It will be interesting to see if Gordon, Nigella, Heston etc ever make it to PNG, but in the meantime we have this book to enjoy. 

Friday, January 4, 2013

The Honey Flora of Victoria.

The Honey Flora of Victoria.
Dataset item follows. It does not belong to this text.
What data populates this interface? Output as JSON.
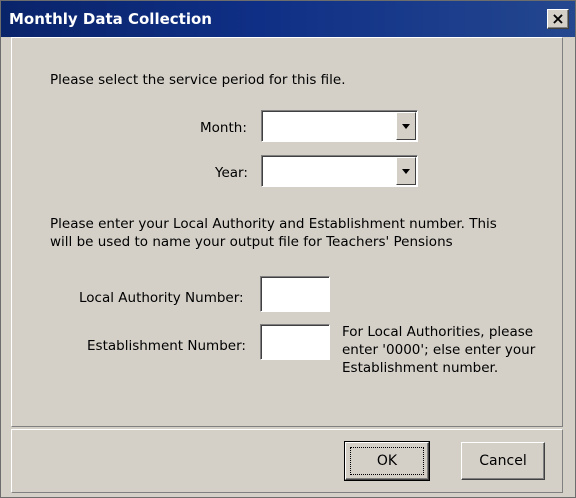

Paperback book published by Department of Agriculture Victoria Australia 1949 (fifth edition), 136 pages with black and white illustrations as well as some black and white photographs.

Whilst writing about poultry books a few months back, I briefly mentioned that Bee Keeping books are another one of those subjects (like Poultry) that is often asked for in the second hand book trade… at least that’s what happens here in Clunes.  This book has nothing to do with the keeping of bees.  It is though, a book that bee keepers here in Victoria all want, as even a complete bee novice such as myself, knows that without good flora, there ain’t no good honey.  The book isn’t cheap, but as we all know, no money, no honey.

The book contains descriptions of Victorian trees, blossoms and the honey produced thereof, which is very handy if you’re a Victorian bee keeper (or a bee)… which is the whole point of the book.  Despite being written for Victorian bee keepers, I’m fairly sure our neighbouring states would also get some use out of the book.  This was the fifth edition which probably indicates that the book was popular at the time.  From what I can gather, it’s still popular despite being vintage and now long out of print… actually, it’s not “out of print” as such, as earlier editions are now available as “Print on Demand”.  
Recently, I was once again asked for any bee books and fortunately was able to pull this particular title off the shelf.  Unfortunately the inquirer already had this one, which is great for the inquirer… but isn’t great for the Huc & Gabet bank balance.  I guess this sale just wasn’t meant to bee.